• **Assigned task**:
Report all lines in the records that hold the string "JSON".

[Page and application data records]
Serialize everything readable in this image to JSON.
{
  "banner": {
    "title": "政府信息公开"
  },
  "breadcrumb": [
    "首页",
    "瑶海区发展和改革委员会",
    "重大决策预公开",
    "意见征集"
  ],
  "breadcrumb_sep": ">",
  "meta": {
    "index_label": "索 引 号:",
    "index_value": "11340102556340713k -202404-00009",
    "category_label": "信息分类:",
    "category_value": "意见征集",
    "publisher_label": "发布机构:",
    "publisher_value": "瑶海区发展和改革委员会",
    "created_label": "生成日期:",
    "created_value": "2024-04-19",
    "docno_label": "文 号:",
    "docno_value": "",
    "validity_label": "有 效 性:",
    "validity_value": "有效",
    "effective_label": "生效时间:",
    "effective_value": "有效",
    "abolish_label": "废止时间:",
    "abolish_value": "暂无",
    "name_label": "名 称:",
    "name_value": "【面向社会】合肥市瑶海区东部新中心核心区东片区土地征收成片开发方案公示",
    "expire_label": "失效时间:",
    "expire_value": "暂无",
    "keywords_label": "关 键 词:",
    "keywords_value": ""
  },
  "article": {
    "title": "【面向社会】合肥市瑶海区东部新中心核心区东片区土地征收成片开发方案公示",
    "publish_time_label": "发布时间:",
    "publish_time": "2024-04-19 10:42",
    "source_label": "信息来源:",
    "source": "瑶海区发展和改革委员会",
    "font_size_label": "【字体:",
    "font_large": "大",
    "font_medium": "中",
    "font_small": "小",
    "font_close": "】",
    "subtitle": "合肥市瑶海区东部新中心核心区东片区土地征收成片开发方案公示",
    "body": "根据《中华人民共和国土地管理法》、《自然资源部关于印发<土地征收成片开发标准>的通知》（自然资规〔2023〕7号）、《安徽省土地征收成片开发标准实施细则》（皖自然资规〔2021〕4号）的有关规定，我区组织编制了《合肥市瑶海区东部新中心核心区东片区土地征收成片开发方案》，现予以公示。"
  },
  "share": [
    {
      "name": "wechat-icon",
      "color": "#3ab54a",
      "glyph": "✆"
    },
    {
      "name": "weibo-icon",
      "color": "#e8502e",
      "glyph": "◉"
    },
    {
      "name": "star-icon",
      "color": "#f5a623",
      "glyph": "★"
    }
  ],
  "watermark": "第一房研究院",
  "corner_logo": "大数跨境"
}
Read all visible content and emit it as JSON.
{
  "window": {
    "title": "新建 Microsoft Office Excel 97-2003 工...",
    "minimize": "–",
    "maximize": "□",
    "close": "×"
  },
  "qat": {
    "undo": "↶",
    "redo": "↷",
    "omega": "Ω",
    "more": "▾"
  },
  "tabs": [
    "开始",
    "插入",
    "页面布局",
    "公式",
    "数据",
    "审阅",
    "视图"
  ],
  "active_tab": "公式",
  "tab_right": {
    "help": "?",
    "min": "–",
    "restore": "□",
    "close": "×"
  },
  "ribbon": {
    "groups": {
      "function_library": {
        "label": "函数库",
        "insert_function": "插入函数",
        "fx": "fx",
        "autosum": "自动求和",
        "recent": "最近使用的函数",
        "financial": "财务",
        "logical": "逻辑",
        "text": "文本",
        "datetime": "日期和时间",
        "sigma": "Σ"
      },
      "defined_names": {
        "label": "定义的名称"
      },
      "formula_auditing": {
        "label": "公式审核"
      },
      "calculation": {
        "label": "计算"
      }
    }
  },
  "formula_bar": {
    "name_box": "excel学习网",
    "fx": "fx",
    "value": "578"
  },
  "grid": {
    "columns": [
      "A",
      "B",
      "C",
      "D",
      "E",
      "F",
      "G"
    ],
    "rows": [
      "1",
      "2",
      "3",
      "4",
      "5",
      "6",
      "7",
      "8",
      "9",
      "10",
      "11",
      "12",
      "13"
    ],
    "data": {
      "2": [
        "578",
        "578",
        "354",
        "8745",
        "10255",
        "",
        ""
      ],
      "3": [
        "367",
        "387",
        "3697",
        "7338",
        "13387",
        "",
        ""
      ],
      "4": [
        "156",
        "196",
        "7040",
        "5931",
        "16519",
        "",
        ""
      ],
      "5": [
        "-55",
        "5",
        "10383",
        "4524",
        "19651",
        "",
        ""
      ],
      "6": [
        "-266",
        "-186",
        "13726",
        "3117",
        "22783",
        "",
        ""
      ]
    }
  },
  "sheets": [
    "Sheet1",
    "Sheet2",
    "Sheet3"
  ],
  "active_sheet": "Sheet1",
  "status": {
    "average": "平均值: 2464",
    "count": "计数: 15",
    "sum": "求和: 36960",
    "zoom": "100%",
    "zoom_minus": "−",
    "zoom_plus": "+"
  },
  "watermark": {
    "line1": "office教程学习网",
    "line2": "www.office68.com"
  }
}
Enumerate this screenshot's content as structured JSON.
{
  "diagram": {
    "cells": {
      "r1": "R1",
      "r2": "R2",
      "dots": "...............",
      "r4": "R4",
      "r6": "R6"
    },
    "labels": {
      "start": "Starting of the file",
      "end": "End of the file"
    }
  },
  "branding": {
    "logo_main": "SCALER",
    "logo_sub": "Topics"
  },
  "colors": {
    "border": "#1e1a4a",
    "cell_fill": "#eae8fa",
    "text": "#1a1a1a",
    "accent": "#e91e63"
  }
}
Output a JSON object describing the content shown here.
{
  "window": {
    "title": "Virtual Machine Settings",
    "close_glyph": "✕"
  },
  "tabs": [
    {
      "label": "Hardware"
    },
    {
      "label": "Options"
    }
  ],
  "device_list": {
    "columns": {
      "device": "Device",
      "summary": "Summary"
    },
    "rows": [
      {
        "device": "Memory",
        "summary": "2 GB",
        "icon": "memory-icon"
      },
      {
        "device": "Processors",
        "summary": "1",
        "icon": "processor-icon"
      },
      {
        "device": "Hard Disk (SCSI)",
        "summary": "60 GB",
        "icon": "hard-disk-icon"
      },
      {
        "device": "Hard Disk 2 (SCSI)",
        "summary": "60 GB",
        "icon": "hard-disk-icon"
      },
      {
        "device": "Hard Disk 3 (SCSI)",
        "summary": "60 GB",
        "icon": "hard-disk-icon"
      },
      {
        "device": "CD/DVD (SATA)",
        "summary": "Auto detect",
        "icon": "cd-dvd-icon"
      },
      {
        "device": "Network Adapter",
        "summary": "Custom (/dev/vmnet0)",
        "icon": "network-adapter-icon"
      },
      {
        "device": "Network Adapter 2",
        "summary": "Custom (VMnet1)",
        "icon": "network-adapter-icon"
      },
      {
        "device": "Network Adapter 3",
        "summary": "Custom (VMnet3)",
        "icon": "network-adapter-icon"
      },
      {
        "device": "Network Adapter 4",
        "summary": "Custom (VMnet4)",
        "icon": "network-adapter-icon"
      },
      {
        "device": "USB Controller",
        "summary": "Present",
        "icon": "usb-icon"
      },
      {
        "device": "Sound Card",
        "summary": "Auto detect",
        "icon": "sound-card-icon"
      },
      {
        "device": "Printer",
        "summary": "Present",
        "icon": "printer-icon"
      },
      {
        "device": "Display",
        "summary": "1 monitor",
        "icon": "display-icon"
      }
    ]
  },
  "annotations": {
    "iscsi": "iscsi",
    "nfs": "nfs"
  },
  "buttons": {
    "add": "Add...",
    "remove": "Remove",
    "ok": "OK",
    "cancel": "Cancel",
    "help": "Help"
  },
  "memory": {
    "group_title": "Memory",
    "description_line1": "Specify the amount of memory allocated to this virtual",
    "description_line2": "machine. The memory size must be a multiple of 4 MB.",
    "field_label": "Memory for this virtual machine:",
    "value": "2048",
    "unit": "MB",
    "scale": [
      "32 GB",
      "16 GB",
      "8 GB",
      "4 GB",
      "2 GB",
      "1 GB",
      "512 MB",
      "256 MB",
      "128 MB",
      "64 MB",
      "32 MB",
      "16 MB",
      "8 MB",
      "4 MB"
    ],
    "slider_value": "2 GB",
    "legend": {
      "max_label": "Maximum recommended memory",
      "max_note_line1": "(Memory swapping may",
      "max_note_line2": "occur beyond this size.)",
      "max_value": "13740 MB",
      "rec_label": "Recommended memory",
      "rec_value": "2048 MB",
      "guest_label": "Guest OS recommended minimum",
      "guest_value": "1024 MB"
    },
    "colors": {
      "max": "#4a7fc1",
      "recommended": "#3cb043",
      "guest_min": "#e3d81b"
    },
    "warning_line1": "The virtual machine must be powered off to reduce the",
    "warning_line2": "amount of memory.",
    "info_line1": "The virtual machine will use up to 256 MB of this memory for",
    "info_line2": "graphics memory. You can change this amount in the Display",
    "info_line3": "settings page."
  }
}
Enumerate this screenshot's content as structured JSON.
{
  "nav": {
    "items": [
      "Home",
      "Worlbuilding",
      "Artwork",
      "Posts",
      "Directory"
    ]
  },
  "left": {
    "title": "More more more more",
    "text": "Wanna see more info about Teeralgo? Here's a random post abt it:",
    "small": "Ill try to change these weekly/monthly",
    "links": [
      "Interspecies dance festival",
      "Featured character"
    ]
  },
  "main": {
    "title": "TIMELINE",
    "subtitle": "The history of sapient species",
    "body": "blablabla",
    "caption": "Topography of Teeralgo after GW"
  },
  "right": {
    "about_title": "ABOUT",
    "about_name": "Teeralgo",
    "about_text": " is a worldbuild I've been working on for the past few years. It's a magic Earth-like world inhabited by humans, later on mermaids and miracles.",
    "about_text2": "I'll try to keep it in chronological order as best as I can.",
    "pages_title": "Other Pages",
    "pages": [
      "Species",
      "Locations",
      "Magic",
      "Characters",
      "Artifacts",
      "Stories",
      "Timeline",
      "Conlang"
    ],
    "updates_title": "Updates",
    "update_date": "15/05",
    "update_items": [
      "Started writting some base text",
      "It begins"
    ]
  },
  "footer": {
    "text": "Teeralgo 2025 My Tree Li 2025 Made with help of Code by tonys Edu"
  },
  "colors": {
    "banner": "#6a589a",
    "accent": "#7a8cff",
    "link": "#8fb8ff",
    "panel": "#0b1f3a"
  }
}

• **Solution below**:
Serialize everything readable in this image to JSON.
Read all visible content and emit it as JSON.
Enumerate this screenshot's content as structured JSON.
Output a JSON object describing the content shown here.
Enumerate this screenshot's content as structured JSON.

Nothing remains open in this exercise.